In the studio: Tom LaDuke
This article was originally on a blog post platform and may be missing photos, graphics or links. See About archive blog posts.
You’d be hard-pressed to find a body of work more painstaking in its construction than that of Tom LaDuke. His last solo show, at Angles Gallery in January, included a replica of a wind-tossed plastic shopping bag made entirely from powdered graphite and glue, an 11-by-8-inch free-hanging “veil” that reproduced every crack in a particular 17th century Flemish painting using nothing but eyelashes and arm hairs, and a sculpture that appeared to be an ordinary bird feather but was made entirely from human hair and fingernails.
Alongside the sculptures were paintings from an ongoing series that involves the application of four exhausting layers per canvas: first “an inchoate space,” as he calls it — “not bright or dim, not shallow or deep” — intended to mimic a blank television screen; then a film still, rendered precisely as it appeared on a television in his studio; then the reflection caught on the surface of that screen; then a splintered layer of thick, gestural oil paint made with a stencil derived from a historical painting that relates in some way to the film still. The underlayers — all airbrush — are soft, gray, smooth and ghostly, whereas the oil paint is chunky, brightly colored and seemingly haphazard, with only the slimmest hints at imagery. The effect is that of two entirely different paintings that just happened to brush against each other while wet.

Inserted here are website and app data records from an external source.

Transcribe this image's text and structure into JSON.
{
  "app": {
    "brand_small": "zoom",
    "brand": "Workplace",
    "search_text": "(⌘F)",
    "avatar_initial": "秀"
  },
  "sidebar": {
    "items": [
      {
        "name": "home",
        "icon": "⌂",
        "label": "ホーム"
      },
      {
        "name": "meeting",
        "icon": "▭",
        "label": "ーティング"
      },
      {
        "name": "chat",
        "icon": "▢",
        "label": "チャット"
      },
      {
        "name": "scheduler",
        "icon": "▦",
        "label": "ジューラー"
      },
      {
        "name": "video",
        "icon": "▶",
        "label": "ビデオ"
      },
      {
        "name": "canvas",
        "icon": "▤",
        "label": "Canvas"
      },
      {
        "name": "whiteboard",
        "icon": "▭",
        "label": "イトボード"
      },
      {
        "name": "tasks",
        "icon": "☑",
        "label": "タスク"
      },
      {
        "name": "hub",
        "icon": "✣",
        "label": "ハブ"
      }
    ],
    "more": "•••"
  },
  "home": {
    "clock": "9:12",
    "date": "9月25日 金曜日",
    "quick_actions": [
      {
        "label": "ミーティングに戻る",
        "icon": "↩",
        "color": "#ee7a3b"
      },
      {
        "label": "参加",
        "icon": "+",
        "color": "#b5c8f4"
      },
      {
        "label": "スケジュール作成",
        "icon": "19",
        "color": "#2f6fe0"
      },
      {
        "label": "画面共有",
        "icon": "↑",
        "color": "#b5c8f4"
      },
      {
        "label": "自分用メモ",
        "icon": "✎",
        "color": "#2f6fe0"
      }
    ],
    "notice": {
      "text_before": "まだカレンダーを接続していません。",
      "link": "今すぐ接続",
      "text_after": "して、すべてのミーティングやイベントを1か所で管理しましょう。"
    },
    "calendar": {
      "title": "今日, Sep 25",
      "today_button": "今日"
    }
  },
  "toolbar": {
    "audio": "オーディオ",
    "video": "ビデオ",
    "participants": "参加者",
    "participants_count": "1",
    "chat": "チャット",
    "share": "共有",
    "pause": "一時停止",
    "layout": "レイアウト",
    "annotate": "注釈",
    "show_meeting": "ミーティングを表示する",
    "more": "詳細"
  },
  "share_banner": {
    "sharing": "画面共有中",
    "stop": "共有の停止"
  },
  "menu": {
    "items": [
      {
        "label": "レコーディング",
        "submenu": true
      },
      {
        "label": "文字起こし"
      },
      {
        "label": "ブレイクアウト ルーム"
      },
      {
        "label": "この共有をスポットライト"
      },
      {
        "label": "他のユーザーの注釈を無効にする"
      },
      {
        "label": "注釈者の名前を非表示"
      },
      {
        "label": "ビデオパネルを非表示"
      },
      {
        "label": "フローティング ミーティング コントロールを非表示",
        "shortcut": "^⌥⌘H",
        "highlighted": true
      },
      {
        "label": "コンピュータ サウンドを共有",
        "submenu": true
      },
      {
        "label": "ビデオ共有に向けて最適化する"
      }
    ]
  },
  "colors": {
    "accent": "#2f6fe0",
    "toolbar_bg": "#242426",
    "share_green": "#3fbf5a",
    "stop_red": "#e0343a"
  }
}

One is inclined to marvel at the mechanics. There are few artists working in L.A. today — in either painting or sculpture — with as delicate a manner or as precise a technique. For LaDuke, however, this is largely beside the point.
“Getting something to look right,” he says, speaking in his clean, fairly nondescript studio in the Santa Fe Art Colony downtown (where he also lives), “is not a big deal. It’s training or practice or whatever, it means nothing.
“You’re doing the best that you can from the things that you know, but the knowledge never creates the painting, it just gives you a framework,” he says. “You’re heading toward something you think is right, but the best thing is always peripheral, it comes in as a rupture in the continuity of what you thought you were doing — reality rather than the perceived reality.”
For the full conversation, click here.